> [Task directions]
Output the entries below so that they read exactly as they do now.
[[ Listed entries, beginning ]]
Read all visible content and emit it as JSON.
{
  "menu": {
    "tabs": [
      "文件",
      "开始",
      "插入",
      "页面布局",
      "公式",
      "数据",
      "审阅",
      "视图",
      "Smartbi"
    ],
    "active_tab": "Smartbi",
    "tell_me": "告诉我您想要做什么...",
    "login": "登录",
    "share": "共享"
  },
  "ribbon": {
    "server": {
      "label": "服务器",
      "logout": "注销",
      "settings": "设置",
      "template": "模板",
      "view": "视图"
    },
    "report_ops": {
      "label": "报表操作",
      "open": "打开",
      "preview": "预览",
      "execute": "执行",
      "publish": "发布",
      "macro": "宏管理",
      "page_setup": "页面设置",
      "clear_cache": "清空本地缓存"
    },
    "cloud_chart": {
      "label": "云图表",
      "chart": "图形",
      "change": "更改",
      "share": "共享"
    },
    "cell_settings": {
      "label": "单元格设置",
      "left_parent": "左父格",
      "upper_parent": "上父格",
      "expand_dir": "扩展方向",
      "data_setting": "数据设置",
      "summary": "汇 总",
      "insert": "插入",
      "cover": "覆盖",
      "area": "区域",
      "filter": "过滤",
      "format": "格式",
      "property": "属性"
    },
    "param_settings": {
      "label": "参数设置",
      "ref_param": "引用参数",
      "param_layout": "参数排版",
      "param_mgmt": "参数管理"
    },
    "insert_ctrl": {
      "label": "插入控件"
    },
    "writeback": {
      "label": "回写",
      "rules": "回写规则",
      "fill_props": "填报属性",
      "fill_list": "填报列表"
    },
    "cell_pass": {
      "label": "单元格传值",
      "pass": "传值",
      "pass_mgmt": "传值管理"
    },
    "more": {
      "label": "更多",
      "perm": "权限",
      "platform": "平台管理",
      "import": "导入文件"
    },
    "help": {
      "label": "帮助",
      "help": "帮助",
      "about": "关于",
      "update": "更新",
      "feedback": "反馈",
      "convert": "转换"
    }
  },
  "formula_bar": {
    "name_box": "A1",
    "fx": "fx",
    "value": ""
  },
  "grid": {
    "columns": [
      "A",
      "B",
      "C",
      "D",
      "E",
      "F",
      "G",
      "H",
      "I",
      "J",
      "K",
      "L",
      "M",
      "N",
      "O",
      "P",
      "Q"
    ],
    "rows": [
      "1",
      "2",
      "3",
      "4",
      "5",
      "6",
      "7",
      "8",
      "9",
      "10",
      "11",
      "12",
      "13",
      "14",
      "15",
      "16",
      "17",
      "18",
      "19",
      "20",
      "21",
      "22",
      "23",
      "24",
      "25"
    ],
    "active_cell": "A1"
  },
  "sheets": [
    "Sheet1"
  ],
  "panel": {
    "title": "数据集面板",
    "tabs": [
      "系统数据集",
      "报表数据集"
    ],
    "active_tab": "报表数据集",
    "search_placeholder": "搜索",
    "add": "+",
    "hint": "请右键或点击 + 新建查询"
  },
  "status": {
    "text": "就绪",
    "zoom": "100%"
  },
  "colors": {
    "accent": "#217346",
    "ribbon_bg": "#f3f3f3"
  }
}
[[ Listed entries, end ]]
> [Answer area]
Read all visible content and emit it as JSON.
{
  "menu": {
    "tabs": [
      "文件",
      "开始",
      "插入",
      "页面布局",
      "公式",
      "数据",
      "审阅",
      "视图",
      "Smartbi"
    ],
    "active_tab": "Smartbi",
    "tell_me": "告诉我您想要做什么...",
    "login": "登录",
    "share": "共享"
  },
  "ribbon": {
    "server": {
      "label": "服务器",
      "logout": "注销",
      "settings": "设置",
      "template": "模板",
      "view": "视图"
    },
    "report_ops": {
      "label": "报表操作",
      "open": "打开",
      "preview": "预览",
      "execute": "执行",
      "publish": "发布",
      "macro": "宏管理",
      "page_setup": "页面设置",
      "clear_cache": "清空本地缓存"
    },
    "cloud_chart": {
      "label": "云图表",
      "chart": "图形",
      "change": "更改",
      "share": "共享"
    },
    "cell_settings": {
      "label": "单元格设置",
      "left_parent": "左父格",
      "upper_parent": "上父格",
      "expand_dir": "扩展方向",
      "data_setting": "数据设置",
      "summary": "汇 总",
      "insert": "插入",
      "cover": "覆盖",
      "area": "区域",
      "filter": "过滤",
      "format": "格式",
      "property": "属性"
    },
    "param_settings": {
      "label": "参数设置",
      "ref_param": "引用参数",
      "param_layout": "参数排版",
      "param_mgmt": "参数管理"
    },
    "insert_ctrl": {
      "label": "插入控件"
    },
    "writeback": {
      "label": "回写",
      "rules": "回写规则",
      "fill_props": "填报属性",
      "fill_list": "填报列表"
    },
    "cell_pass": {
      "label": "单元格传值",
      "pass": "传值",
      "pass_mgmt": "传值管理"
    },
    "more": {
      "label": "更多",
      "perm": "权限",
      "platform": "平台管理",
      "import": "导入文件"
    },
    "help": {
      "label": "帮助",
      "help": "帮助",
      "about": "关于",
      "update": "更新",
      "feedback": "反馈",
      "convert": "转换"
    }
  },
  "formula_bar": {
    "name_box": "A1",
    "fx": "fx",
    "value": ""
  },
  "grid": {
    "columns": [
      "A",
      "B",
      "C",
      "D",
      "E",
      "F",
      "G",
      "H",
      "I",
      "J",
      "K",
      "L",
      "M",
      "N",
      "O",
      "P",
      "Q"
    ],
    "rows": [
      "1",
      "2",
      "3",
      "4",
      "5",
      "6",
      "7",
      "8",
      "9",
      "10",
      "11",
      "12",
      "13",
      "14",
      "15",
      "16",
      "17",
      "18",
      "19",
      "20",
      "21",
      "22",
      "23",
      "24",
      "25"
    ],
    "active_cell": "A1"
  },
  "sheets": [
    "Sheet1"
  ],
  "panel": {
    "title": "数据集面板",
    "tabs": [
      "系统数据集",
      "报表数据集"
    ],
    "active_tab": "报表数据集",
    "search_placeholder": "搜索",
    "add": "+",
    "hint": "请右键或点击 + 新建查询"
  },
  "status": {
    "text": "就绪",
    "zoom": "100%"
  },
  "colors": {
    "accent": "#217346",
    "ribbon_bg": "#f3f3f3"
  }
}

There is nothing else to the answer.